One of the greatest concerns that parents have is the wellbeing of their child, and more often than not, parents keep a close eye on details such as growth, development and welfare of their child very seriously. Many parents also have a concern about whether their child’s growth has reached its optimum stage or if it has reached its maximum growth potential.
According to Associate Professor Dr Muhammad Yazid Jalaludin, President of Malaysian Paediatric Association (MPA), many children who seem to be growing normally may end up shorter and lighter than expected by the time they reach adulthood.
He explains: “Most Malaysian children are growing normally. However, the National Health & Morbidity Surveys have shown that some are not doing as well. The prevalence of stunting (low height-for-age) among children under five-years-old increased from 17% in 2006 to 20.7% in 2016. Underweight in the same age group also rose from 12.9% in 2006 to 13.7% in 2016.”
A/Prof Yazid adds: “While poverty-stricken children are particularly vulnerable, those from more affluent families can also be facing growth problems. This may be caused by a number of reasons that slowly impede the child’s growth over time. So, we need to detect and correct growth problems in all children to help them grow to their fullest potential.
“This is especially important in children in their first five years of life. 60% of a child’s growth potential is achieved in this age. When children have a healthy growth rate, they are more likely to have a healthy growth pattern as they continue growing”.
“Early intervention is critical because it can avert a host of long-term problems associated with poor growth including health issues (eg metabolic diseases), and developmental or psychosocial challenges (such as poor cognitive performance and low self-esteem).”

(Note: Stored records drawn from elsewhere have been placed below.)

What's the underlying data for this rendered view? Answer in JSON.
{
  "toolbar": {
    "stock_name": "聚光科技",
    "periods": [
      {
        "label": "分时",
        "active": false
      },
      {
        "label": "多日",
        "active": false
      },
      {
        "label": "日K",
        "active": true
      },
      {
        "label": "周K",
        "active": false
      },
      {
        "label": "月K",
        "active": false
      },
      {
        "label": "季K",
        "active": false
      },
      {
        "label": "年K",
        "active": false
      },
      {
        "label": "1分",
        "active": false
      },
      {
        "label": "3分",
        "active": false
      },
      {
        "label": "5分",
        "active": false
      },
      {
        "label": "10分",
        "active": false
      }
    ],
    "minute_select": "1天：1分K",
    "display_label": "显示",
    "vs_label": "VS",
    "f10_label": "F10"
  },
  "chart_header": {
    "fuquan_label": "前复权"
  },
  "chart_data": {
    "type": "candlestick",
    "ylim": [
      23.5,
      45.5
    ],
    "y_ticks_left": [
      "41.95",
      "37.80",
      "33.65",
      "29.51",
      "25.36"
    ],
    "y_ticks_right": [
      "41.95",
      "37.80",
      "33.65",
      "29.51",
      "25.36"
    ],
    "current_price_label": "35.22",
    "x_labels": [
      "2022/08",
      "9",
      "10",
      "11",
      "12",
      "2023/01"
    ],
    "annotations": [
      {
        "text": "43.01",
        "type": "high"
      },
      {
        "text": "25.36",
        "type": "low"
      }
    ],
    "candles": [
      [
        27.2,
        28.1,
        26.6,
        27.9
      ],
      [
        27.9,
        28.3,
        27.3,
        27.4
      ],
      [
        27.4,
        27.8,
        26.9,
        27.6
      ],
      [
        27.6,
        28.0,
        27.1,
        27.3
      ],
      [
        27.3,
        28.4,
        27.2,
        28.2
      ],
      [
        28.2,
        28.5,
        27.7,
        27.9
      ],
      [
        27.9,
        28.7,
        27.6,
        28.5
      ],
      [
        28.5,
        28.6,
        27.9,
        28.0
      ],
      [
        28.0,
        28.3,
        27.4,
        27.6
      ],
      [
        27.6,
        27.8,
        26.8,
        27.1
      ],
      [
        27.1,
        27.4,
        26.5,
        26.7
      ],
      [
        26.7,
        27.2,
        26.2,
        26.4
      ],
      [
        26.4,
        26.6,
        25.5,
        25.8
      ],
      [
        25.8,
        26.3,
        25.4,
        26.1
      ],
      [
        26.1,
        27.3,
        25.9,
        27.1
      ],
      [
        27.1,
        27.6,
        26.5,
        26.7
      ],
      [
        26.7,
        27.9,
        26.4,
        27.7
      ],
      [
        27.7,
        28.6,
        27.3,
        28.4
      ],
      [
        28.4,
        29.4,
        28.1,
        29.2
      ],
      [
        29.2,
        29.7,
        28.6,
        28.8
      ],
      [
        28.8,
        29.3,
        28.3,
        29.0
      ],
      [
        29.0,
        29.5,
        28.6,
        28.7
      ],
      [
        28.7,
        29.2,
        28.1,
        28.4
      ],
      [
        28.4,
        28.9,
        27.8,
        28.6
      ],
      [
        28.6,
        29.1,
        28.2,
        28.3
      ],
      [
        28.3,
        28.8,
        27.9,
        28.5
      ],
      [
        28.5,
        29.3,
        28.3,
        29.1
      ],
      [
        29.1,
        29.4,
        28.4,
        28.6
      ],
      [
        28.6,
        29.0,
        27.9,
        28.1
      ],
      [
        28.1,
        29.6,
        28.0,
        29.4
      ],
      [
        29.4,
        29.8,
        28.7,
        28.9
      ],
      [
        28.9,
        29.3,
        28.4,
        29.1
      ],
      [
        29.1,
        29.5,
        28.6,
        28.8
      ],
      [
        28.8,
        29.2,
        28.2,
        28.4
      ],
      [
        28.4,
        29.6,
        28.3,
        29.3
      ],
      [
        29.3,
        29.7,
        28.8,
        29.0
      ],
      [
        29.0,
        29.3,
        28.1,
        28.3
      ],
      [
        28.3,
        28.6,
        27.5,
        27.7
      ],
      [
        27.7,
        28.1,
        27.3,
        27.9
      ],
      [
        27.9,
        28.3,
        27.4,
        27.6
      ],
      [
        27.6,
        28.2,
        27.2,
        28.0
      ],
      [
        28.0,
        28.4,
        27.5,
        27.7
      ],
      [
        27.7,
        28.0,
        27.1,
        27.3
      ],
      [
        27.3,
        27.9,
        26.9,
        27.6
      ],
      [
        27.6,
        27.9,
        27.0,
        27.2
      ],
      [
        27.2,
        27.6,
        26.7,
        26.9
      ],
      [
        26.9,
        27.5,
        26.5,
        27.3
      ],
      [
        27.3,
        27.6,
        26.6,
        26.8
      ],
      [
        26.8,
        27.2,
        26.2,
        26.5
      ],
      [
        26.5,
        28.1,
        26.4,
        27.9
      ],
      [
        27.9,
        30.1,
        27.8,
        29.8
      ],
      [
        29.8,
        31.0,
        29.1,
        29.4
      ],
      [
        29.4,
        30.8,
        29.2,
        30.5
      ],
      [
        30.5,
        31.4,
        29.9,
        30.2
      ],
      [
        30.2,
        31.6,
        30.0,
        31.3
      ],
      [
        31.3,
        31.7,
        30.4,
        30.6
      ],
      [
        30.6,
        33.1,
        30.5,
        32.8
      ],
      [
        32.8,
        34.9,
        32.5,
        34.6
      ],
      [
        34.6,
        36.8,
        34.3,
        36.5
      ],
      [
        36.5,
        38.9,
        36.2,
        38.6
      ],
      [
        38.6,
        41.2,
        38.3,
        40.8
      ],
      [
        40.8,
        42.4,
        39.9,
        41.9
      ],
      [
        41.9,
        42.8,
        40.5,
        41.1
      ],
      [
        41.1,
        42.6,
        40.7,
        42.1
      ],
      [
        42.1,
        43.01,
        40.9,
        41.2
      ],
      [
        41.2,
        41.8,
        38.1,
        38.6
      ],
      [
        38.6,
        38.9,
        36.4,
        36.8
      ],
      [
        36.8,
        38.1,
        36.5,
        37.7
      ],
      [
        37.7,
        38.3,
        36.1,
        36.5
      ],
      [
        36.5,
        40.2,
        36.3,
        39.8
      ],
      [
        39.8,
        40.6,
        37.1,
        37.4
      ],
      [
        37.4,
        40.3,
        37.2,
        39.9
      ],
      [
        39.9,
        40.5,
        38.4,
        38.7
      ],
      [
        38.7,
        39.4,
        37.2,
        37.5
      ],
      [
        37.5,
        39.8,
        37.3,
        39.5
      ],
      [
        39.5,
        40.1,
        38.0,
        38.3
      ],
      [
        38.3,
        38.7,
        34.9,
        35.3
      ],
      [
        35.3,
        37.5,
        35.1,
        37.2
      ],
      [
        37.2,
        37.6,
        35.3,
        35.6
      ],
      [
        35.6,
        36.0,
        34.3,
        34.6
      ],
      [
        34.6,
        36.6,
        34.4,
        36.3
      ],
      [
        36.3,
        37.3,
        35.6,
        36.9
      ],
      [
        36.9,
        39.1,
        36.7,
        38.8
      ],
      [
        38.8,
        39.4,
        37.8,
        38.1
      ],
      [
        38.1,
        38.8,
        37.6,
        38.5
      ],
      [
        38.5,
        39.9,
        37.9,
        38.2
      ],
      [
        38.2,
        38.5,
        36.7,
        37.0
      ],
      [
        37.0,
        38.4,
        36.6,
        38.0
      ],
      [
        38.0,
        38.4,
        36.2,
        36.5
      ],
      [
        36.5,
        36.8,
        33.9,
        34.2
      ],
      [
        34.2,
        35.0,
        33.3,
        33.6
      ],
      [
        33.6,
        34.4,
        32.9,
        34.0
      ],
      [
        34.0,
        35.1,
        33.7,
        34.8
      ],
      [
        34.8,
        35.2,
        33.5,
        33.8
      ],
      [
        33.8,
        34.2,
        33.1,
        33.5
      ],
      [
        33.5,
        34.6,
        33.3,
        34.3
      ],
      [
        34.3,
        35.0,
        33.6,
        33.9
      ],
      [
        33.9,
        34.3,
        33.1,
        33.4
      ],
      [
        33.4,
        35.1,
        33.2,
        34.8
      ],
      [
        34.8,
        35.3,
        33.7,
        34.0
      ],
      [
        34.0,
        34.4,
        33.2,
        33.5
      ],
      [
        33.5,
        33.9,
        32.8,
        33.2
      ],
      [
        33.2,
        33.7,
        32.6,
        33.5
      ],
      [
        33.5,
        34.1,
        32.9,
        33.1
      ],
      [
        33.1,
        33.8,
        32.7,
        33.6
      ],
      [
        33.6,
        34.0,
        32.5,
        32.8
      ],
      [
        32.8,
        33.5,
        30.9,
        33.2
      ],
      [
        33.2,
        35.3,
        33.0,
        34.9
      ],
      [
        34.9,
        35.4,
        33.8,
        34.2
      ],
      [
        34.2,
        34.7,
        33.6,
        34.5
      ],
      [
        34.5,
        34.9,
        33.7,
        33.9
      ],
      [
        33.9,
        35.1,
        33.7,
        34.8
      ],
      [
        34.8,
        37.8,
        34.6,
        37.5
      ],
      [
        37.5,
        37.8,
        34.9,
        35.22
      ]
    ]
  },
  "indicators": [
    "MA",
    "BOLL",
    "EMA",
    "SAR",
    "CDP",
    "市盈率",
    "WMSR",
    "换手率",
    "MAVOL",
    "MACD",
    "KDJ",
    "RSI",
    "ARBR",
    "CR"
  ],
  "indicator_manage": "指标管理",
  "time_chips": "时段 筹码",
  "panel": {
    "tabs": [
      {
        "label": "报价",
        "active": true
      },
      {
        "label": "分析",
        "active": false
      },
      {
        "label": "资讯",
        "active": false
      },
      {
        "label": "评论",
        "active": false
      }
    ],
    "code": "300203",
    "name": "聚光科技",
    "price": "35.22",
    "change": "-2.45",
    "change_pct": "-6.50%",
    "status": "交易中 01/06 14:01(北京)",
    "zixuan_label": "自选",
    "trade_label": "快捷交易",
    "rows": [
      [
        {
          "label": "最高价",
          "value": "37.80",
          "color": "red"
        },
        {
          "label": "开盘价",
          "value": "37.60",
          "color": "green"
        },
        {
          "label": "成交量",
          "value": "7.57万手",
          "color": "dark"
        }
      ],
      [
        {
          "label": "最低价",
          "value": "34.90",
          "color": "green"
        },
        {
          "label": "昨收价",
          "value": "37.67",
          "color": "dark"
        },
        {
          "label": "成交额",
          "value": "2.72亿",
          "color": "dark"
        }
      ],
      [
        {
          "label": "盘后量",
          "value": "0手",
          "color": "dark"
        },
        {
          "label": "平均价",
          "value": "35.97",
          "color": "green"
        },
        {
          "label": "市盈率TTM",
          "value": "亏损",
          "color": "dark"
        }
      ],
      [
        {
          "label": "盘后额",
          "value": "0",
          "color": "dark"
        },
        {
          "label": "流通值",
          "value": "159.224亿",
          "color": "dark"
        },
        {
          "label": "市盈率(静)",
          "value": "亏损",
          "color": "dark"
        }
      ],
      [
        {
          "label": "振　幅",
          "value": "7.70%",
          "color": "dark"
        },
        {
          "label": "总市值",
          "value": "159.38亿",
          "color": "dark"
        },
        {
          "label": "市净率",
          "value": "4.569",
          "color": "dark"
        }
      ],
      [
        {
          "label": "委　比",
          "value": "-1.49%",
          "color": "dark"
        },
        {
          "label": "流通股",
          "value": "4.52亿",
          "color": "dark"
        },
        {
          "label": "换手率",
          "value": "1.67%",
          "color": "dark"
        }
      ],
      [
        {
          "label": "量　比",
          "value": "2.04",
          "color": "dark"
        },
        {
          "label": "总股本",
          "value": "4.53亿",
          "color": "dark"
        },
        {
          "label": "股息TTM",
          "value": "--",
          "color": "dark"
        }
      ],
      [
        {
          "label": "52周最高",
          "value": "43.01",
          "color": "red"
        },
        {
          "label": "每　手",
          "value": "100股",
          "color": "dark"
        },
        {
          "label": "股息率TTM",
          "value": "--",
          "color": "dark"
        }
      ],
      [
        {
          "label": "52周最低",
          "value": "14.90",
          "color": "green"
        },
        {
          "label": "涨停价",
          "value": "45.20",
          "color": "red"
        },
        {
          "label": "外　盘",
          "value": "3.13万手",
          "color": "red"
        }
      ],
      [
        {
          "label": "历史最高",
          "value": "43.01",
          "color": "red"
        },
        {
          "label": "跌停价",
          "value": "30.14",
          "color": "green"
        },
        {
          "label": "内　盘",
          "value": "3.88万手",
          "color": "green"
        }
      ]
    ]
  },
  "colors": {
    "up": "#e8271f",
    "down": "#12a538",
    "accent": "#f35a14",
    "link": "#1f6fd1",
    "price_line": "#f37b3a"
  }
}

Professor Dr Lee Way Seah, Chairman of the IMFeD Malaysia programme, remarks: “As paediatricians, we encourage parents to work with us to optimise their children’s growth. This is why we decided to mount the IMFeD Malaysia ‘Get Growth On Track’ campaign, in collaboration with Abbott.
He went on to say, “We invite parents to visit participating paediatricians who have been trained to ‘Measure, Identify & Manage’ growth issues in children. We will plot their height and weight values onto growth charts, investigate possible growth risk factors, and counsel parents with appropriate measures to take.”
According to Prof Lee, the paediatricians will be particularly concerned with certain important tell-tale signs. These include inappropriate diet, poor food intake (due to picky eating, other feeding difficulties or developmental issues), and the presence of chronic health conditions.
“There are many things that can affect a child’s nutritional status which is, by far, the most important and direct determinant of how well the child will grow,” said Prof Lee. “This could be the reason why the child is shorter or lighter than an average child or may become that way in a few years down the road.”
Prof Lee assures parents that there are proven strategies to help overcome these growth risk factors. “As a parent, you will receive advice on what foods to give; feeding rules and techniques; tips to ensure adequate sleep, and even related parenting styles. If appropriate, your paediatrician may also recommend oral nutritional supplementation if your child requires additional energy and nutrients for catch up growth.
“These interventions have to be personalised to you and your child. Hopefully, they will mark the beginning of a journey that you and your paediatrician will make to continually check on your child’s improvement and monitor his/her growth,” he says.
Robert Cleveland, general manager of Abbott in Malaysia, believes the ‘Get Growth On Track’ campaign is a timely contribution to children’s health and wellness. He says: “At Abbott, we understand the concerns of parents on whether or not their children are growing well and getting the nutrition that they need to reach their full growth potential. That is why we have been working with Malaysian Paediatric Association through the IMFeD programme to support and train paediatricians on the role of nutrition in children’s growth since 2012. We are now even more excited to be associated with MPA’s first and largest childhood growth screening & counselling campaign.
“As the trusted nutrition partner, supporting the ‘Get Growth On Track’ campaign is our way of bringing paediatricians and parents together to bring lifelong benefits to Malaysians beginning with the tender years of childhood. We would like to call out to all parents to discuss your children’s growth with your paediatricians today,” Mr Cleveland added.
Parents who wish to find out more about the ‘Get Growth On Track’ campaign or locate a paediatrician, please contact the IMFeD Malaysia programme secretariat at firstname.lastname@example.org or telephone (03) 7931 1868 or (03) 7960 9788.